Batch microcosms utilizing indigenous microorganisms were used to examine the effect of soil pH on the biodegradation of benzene, toluene, ethylbenzene, and m-xylene in subsurface soils. The biodegradation potential of both denitrifying and aerobic respiring microorganisms were assessed. Uncontaminated soil from five different soil depths was utilized. The pH of each soil was adjusted, such that a range of soil pH values existed at each soil depth. In this way, degradation rates of each of the aromatic compounds were determined at different soil pH values. Soil from each depth was characterized on the basis of: (1) soil particle size, (2) natural soil pH, (3) moisture content. It was suspected that the physical and chemical characteristics of a soil affected the microbial populations and the subsequent biodegradation potential of that soil.

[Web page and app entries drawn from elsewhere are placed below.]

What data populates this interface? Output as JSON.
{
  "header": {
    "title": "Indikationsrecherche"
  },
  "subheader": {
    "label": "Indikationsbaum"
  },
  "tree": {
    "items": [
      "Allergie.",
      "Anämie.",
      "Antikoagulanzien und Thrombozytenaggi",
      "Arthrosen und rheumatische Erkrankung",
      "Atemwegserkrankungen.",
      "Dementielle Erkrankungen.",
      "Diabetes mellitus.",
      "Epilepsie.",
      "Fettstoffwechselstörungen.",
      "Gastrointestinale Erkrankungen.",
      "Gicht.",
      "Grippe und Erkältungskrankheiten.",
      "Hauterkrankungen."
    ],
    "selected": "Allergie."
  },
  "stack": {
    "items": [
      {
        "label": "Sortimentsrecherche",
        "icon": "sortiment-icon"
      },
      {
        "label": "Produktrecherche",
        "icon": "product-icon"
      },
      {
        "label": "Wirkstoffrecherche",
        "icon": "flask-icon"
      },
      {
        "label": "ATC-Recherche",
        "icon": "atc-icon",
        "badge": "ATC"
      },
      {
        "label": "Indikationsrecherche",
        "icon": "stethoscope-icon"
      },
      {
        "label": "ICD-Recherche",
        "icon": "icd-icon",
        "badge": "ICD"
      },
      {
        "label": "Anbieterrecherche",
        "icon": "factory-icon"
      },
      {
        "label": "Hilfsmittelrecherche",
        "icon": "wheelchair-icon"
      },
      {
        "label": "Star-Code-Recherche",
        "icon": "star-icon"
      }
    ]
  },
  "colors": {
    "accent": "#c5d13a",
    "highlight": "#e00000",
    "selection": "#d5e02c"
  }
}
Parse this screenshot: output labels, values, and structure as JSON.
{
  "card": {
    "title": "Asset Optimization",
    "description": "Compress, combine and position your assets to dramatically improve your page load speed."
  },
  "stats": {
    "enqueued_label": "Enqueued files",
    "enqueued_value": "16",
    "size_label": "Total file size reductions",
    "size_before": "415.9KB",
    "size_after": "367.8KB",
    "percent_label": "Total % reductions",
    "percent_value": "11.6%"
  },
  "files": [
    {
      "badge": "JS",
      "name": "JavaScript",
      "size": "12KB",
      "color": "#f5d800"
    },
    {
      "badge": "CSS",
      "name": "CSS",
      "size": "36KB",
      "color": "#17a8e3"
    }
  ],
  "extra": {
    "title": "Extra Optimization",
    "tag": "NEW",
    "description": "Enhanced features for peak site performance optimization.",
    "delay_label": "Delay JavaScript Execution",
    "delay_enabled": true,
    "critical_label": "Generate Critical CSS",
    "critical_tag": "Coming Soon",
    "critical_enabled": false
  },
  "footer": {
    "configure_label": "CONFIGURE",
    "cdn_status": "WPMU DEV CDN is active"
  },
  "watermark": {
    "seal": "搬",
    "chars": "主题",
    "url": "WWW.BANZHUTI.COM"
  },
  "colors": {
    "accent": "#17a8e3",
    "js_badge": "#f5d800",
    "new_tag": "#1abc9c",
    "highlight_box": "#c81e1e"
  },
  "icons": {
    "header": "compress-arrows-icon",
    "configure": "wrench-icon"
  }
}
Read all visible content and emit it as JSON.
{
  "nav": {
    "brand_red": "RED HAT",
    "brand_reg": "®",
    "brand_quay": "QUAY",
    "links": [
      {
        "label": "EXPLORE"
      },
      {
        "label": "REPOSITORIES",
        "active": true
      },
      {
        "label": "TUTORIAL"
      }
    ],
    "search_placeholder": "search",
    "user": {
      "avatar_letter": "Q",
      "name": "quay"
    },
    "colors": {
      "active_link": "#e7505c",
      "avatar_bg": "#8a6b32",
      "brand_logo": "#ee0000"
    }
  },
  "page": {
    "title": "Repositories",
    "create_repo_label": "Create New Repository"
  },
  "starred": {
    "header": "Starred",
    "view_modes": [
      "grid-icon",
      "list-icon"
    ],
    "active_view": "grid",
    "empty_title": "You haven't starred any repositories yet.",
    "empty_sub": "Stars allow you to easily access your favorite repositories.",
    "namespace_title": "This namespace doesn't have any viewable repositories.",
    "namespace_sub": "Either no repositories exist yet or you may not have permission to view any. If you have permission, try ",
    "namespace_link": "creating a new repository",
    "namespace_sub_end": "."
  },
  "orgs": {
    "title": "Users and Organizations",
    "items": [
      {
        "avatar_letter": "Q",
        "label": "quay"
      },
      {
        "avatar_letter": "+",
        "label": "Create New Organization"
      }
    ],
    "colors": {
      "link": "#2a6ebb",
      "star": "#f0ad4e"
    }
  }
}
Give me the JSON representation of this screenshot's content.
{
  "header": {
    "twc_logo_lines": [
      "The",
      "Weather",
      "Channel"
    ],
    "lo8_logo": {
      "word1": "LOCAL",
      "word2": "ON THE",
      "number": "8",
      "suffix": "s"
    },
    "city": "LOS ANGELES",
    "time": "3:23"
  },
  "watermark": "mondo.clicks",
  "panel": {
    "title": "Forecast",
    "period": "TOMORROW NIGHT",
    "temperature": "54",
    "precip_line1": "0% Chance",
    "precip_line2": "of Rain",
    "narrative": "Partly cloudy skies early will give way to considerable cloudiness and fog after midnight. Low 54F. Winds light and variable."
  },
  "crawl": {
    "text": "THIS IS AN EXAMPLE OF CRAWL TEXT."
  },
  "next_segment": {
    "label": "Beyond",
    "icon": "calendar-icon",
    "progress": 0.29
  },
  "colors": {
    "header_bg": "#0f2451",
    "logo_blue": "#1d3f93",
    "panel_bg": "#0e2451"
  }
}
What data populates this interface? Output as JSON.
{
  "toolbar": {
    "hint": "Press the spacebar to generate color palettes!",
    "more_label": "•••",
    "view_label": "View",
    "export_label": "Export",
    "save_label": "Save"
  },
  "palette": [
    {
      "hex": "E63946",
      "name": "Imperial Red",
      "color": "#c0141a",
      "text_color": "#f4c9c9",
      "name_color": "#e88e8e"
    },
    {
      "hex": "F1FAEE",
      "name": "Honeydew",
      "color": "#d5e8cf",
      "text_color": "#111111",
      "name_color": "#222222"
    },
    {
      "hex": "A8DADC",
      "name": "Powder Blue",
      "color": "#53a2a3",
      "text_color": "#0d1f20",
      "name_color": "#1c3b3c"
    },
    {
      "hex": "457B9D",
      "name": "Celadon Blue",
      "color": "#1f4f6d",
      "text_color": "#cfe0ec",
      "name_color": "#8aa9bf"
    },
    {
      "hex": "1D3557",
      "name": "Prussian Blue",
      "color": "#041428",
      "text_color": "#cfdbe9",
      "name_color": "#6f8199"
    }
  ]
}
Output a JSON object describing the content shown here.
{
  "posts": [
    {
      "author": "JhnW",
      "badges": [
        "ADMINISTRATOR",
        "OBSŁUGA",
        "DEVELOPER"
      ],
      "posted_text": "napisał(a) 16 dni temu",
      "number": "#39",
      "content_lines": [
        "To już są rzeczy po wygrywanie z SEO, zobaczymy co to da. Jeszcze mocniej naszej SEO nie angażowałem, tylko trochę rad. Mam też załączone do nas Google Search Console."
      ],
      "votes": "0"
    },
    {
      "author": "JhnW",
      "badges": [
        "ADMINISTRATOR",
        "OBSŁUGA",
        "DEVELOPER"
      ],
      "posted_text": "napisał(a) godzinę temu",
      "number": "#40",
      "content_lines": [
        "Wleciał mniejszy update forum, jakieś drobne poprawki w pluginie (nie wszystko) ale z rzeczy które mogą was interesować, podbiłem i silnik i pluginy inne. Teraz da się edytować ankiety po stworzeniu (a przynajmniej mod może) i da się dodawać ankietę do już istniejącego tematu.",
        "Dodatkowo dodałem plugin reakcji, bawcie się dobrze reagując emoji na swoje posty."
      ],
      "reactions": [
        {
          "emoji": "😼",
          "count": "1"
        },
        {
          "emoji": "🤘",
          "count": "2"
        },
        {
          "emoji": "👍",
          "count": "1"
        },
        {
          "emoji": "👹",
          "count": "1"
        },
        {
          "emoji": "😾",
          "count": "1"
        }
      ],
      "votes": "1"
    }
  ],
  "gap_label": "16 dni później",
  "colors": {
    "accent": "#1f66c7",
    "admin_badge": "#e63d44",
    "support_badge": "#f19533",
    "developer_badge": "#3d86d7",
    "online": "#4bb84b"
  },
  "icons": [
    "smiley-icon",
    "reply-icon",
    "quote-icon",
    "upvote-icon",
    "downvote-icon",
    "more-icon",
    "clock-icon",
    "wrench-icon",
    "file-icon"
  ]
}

At each soil depth, microcosms under aerobic conditions experienced a higher cumulative degradation rate of the BTEX compounds than did microcosms under denitrifying conditions. The results from this study suggest that the natural soil pH did not provide an optimum environment for those aerobic respiring microorganisms which degrade BTEX. But rather, each depth in the soil profile had an optimum soil pH existing somewhere within the pH 5.4 to 6.6 range. Thus, the maximum combined degradation rate of BTEX was not found in soils at the natural soil pH. The 15 ft soil experienced the highest maximum combined degradation rate of BTEX. This soil had the highest moisture content, and relatively high sand and silt contents, which may have provided optimum conditions for microbial growth and subsequent biodegradation.